A second theme of the exhibit is the standard by which Russia’s historical leadership should be judged. The centrality of autocracy is hard to miss: the visitor is given to understand that conquest, glory, and the promotion of Russia’s interests at home and abroad are the parameters that define each tsar’s success. Through careful use of the space along with specific imagery and color palettes, the exhibit subtly directs the viewer toward certain tsars and away from others, effectively placing them into a specific hierarchy. Rather than emphasizing more “liberal” Russian monarchs like Catherine II or Alexander I, the exhibit gives the more repressive Nicholas I and Alexander III pride of place. In the cases of more conservative monarchs, the exhibit takes great care to portray them as patriotic rulers who placed the development of Russia at the heart of their political programs—including through economic and technological means like the building of Russia’s railway or enacting protectionist policies for Russian grain.
Female rulers are easily overlooked in the exhibition space. Housed in notably smaller rooms and described in more modest terms, the Romanov tsaritsas are positioned as ineligible for the laurels accorded to their male counterparts. Their information slides and imagery abound with stories of their lovers, favorites, and ministers—all men—acting on their behalf and inserting themselves into the politics of the day. Since the male tsars’ narratives do not contain this element of “help” from women, viewers are led to conclude that the leader Russia most needs must be not only strong, but male.

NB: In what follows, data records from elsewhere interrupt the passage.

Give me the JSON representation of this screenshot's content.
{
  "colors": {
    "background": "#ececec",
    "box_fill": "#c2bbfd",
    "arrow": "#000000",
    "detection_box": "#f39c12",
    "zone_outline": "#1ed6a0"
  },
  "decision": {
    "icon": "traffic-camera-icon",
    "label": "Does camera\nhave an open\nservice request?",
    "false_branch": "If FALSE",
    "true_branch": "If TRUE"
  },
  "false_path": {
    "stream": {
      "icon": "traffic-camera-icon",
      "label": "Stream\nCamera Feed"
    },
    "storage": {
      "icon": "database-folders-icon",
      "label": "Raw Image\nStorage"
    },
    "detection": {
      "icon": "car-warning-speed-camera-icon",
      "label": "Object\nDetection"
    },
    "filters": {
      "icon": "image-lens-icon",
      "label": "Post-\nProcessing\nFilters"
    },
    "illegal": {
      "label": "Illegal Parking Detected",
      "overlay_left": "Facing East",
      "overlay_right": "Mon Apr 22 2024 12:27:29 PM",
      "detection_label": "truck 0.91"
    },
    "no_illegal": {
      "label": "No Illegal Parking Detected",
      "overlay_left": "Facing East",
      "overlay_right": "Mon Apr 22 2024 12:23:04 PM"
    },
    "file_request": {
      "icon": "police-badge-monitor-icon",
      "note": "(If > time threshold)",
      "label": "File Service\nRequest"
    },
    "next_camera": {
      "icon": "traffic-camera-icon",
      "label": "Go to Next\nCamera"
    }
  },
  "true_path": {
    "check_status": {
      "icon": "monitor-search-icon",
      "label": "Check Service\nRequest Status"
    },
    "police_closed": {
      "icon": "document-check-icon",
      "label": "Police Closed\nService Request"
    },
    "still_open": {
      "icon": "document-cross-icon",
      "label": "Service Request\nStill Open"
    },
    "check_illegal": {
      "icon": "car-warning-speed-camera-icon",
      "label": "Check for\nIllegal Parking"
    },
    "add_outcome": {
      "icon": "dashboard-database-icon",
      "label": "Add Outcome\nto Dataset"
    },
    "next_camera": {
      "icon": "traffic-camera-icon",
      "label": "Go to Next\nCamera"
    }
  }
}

The exhibit’s final narrative relates to the evergreen question of how Russia’s imperial past affects its present. As the last ruling representative of the Romanov dynasty, Nicholas II is called upon to begin to speak to this issue. In contrast to the rooms dedicated to his predecessors, Nicholas’ room features a photograph of the tsar with his son. The choice to represent Nicholas II with an intimate family photo, rather than an official portrait, seems designed to evoke sentiments of regret for a bygone era and mourning for his personal tragedy. Meanwhile, the exhibit’s depictions of the First World War and February and October Revolutions actively exculpate Nicholas. In the curators’ version, both sets of events were caused by internal divisions and foreign plots devised to bring about Russia’s downfall. Though the exhibit does not entirely ignore the negative aspects of Nicholas II’s rule, it tempers any possible critical gaze and offers an airbrushed version of Imperial Russia’s last tsar.
“Russia My History” and other, similar history parks are a remarkable testament to the state of historical memory in Russia today. These expensive and intricately crafted productions make clear the importance of the imperial narrative to the “soft power” component of Russia’s statecraft. The Romanovs exhibit in particular accords with the stilted view of the past that Russia’s political center has been crafting for decades. As the war in Ukraine demonstrates, these types of geopolitical narratives are anything but harmless.